* _What you have to do_
All entries given below are to be returned word for word.

§

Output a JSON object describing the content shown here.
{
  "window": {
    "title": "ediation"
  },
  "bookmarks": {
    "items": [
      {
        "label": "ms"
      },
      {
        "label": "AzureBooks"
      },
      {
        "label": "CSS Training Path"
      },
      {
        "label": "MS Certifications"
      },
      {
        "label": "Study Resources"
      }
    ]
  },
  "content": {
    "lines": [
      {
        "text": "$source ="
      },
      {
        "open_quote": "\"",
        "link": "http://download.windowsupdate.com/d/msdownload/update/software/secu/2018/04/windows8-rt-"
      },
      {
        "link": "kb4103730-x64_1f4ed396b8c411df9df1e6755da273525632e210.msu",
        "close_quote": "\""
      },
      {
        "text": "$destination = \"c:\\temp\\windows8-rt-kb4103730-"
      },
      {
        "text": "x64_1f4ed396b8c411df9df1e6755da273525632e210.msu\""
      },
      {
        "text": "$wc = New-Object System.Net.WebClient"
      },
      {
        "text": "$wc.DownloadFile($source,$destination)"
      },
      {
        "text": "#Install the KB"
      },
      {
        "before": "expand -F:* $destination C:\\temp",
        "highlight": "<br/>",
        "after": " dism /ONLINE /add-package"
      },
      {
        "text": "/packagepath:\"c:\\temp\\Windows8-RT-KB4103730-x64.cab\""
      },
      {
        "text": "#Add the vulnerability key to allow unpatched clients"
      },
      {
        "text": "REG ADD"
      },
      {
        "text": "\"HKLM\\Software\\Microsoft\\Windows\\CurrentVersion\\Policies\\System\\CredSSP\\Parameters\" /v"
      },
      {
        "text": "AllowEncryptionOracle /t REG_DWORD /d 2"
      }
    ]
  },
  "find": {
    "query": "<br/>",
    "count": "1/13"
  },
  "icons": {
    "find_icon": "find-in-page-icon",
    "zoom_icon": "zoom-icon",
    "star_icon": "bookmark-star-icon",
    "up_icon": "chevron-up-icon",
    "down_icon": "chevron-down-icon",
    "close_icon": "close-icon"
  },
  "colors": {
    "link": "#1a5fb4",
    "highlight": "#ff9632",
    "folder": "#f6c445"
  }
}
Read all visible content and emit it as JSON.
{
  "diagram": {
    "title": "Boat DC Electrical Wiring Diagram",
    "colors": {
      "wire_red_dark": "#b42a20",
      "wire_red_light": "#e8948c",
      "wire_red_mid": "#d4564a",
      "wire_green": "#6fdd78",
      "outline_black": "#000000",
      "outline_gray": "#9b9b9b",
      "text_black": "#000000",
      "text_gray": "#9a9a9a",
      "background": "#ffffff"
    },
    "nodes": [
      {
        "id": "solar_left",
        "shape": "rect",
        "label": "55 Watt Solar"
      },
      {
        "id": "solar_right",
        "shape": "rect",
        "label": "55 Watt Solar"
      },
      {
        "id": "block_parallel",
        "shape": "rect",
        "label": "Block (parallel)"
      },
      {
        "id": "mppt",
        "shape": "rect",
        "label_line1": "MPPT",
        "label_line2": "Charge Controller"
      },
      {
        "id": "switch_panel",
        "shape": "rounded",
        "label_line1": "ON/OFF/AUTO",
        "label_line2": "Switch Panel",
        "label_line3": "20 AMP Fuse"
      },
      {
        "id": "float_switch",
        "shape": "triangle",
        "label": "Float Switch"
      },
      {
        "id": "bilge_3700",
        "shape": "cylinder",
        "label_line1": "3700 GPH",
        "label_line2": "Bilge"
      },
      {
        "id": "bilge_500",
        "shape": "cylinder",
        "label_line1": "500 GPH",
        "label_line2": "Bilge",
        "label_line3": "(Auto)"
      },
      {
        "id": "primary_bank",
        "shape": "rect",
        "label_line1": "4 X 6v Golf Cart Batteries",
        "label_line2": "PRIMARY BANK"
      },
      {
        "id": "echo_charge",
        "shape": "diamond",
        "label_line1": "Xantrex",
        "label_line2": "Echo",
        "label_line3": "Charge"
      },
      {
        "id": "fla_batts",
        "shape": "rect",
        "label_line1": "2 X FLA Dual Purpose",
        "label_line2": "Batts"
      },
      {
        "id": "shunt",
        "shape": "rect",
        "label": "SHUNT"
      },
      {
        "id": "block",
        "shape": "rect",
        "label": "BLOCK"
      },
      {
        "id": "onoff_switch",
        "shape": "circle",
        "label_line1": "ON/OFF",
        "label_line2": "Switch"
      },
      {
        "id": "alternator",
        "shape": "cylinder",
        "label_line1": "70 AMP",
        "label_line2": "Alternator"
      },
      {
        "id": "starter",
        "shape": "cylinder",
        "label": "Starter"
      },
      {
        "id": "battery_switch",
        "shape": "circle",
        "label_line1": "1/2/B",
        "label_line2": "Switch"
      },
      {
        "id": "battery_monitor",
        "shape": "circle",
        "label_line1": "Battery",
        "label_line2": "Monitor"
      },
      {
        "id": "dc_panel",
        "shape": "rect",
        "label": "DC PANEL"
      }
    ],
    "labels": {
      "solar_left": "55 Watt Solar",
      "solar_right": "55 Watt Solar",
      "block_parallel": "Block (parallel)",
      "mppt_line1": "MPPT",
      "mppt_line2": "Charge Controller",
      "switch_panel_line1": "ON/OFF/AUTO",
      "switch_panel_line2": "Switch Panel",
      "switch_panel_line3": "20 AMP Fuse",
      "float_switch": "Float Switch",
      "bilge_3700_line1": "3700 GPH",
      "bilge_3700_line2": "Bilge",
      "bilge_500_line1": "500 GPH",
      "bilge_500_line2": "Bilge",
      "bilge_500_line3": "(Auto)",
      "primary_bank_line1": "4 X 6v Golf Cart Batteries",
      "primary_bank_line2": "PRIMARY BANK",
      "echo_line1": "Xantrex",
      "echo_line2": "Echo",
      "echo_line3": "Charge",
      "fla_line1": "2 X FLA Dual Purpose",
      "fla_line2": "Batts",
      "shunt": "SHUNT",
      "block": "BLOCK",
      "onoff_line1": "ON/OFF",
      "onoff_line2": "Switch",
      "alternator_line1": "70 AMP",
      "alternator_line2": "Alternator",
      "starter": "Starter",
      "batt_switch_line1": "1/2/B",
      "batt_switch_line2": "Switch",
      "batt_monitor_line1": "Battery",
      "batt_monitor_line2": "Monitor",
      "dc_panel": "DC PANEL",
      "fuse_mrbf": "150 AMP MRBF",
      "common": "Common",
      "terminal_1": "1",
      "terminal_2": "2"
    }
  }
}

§

* _Completed task_
Output a JSON object describing the content shown here.
{
  "window": {
    "title": "ediation"
  },
  "bookmarks": {
    "items": [
      {
        "label": "ms"
      },
      {
        "label": "AzureBooks"
      },
      {
        "label": "CSS Training Path"
      },
      {
        "label": "MS Certifications"
      },
      {
        "label": "Study Resources"
      }
    ]
  },
  "content": {
    "lines": [
      {
        "text": "$source ="
      },
      {
        "open_quote": "\"",
        "link": "http://download.windowsupdate.com/d/msdownload/update/software/secu/2018/04/windows8-rt-"
      },
      {
        "link": "kb4103730-x64_1f4ed396b8c411df9df1e6755da273525632e210.msu",
        "close_quote": "\""
      },
      {
        "text": "$destination = \"c:\\temp\\windows8-rt-kb4103730-"
      },
      {
        "text": "x64_1f4ed396b8c411df9df1e6755da273525632e210.msu\""
      },
      {
        "text": "$wc = New-Object System.Net.WebClient"
      },
      {
        "text": "$wc.DownloadFile($source,$destination)"
      },
      {
        "text": "#Install the KB"
      },
      {
        "before": "expand -F:* $destination C:\\temp",
        "highlight": "<br/>",
        "after": " dism /ONLINE /add-package"
      },
      {
        "text": "/packagepath:\"c:\\temp\\Windows8-RT-KB4103730-x64.cab\""
      },
      {
        "text": "#Add the vulnerability key to allow unpatched clients"
      },
      {
        "text": "REG ADD"
      },
      {
        "text": "\"HKLM\\Software\\Microsoft\\Windows\\CurrentVersion\\Policies\\System\\CredSSP\\Parameters\" /v"
      },
      {
        "text": "AllowEncryptionOracle /t REG_DWORD /d 2"
      }
    ]
  },
  "find": {
    "query": "<br/>",
    "count": "1/13"
  },
  "icons": {
    "find_icon": "find-in-page-icon",
    "zoom_icon": "zoom-icon",
    "star_icon": "bookmark-star-icon",
    "up_icon": "chevron-up-icon",
    "down_icon": "chevron-down-icon",
    "close_icon": "close-icon"
  },
  "colors": {
    "link": "#1a5fb4",
    "highlight": "#ff9632",
    "folder": "#f6c445"
  }
}
Read all visible content and emit it as JSON.
{
  "diagram": {
    "title": "Boat DC Electrical Wiring Diagram",
    "colors": {
      "wire_red_dark": "#b42a20",
      "wire_red_light": "#e8948c",
      "wire_red_mid": "#d4564a",
      "wire_green": "#6fdd78",
      "outline_black": "#000000",
      "outline_gray": "#9b9b9b",
      "text_black": "#000000",
      "text_gray": "#9a9a9a",
      "background": "#ffffff"
    },
    "nodes": [
      {
        "id": "solar_left",
        "shape": "rect",
        "label": "55 Watt Solar"
      },
      {
        "id": "solar_right",
        "shape": "rect",
        "label": "55 Watt Solar"
      },
      {
        "id": "block_parallel",
        "shape": "rect",
        "label": "Block (parallel)"
      },
      {
        "id": "mppt",
        "shape": "rect",
        "label_line1": "MPPT",
        "label_line2": "Charge Controller"
      },
      {
        "id": "switch_panel",
        "shape": "rounded",
        "label_line1": "ON/OFF/AUTO",
        "label_line2": "Switch Panel",
        "label_line3": "20 AMP Fuse"
      },
      {
        "id": "float_switch",
        "shape": "triangle",
        "label": "Float Switch"
      },
      {
        "id": "bilge_3700",
        "shape": "cylinder",
        "label_line1": "3700 GPH",
        "label_line2": "Bilge"
      },
      {
        "id": "bilge_500",
        "shape": "cylinder",
        "label_line1": "500 GPH",
        "label_line2": "Bilge",
        "label_line3": "(Auto)"
      },
      {
        "id": "primary_bank",
        "shape": "rect",
        "label_line1": "4 X 6v Golf Cart Batteries",
        "label_line2": "PRIMARY BANK"
      },
      {
        "id": "echo_charge",
        "shape": "diamond",
        "label_line1": "Xantrex",
        "label_line2": "Echo",
        "label_line3": "Charge"
      },
      {
        "id": "fla_batts",
        "shape": "rect",
        "label_line1": "2 X FLA Dual Purpose",
        "label_line2": "Batts"
      },
      {
        "id": "shunt",
        "shape": "rect",
        "label": "SHUNT"
      },
      {
        "id": "block",
        "shape": "rect",
        "label": "BLOCK"
      },
      {
        "id": "onoff_switch",
        "shape": "circle",
        "label_line1": "ON/OFF",
        "label_line2": "Switch"
      },
      {
        "id": "alternator",
        "shape": "cylinder",
        "label_line1": "70 AMP",
        "label_line2": "Alternator"
      },
      {
        "id": "starter",
        "shape": "cylinder",
        "label": "Starter"
      },
      {
        "id": "battery_switch",
        "shape": "circle",
        "label_line1": "1/2/B",
        "label_line2": "Switch"
      },
      {
        "id": "battery_monitor",
        "shape": "circle",
        "label_line1": "Battery",
        "label_line2": "Monitor"
      },
      {
        "id": "dc_panel",
        "shape": "rect",
        "label": "DC PANEL"
      }
    ],
    "labels": {
      "solar_left": "55 Watt Solar",
      "solar_right": "55 Watt Solar",
      "block_parallel": "Block (parallel)",
      "mppt_line1": "MPPT",
      "mppt_line2": "Charge Controller",
      "switch_panel_line1": "ON/OFF/AUTO",
      "switch_panel_line2": "Switch Panel",
      "switch_panel_line3": "20 AMP Fuse",
      "float_switch": "Float Switch",
      "bilge_3700_line1": "3700 GPH",
      "bilge_3700_line2": "Bilge",
      "bilge_500_line1": "500 GPH",
      "bilge_500_line2": "Bilge",
      "bilge_500_line3": "(Auto)",
      "primary_bank_line1": "4 X 6v Golf Cart Batteries",
      "primary_bank_line2": "PRIMARY BANK",
      "echo_line1": "Xantrex",
      "echo_line2": "Echo",
      "echo_line3": "Charge",
      "fla_line1": "2 X FLA Dual Purpose",
      "fla_line2": "Batts",
      "shunt": "SHUNT",
      "block": "BLOCK",
      "onoff_line1": "ON/OFF",
      "onoff_line2": "Switch",
      "alternator_line1": "70 AMP",
      "alternator_line2": "Alternator",
      "starter": "Starter",
      "batt_switch_line1": "1/2/B",
      "batt_switch_line2": "Switch",
      "batt_monitor_line1": "Battery",
      "batt_monitor_line2": "Monitor",
      "dc_panel": "DC PANEL",
      "fuse_mrbf": "150 AMP MRBF",
      "common": "Common",
      "terminal_1": "1",
      "terminal_2": "2"
    }
  }
}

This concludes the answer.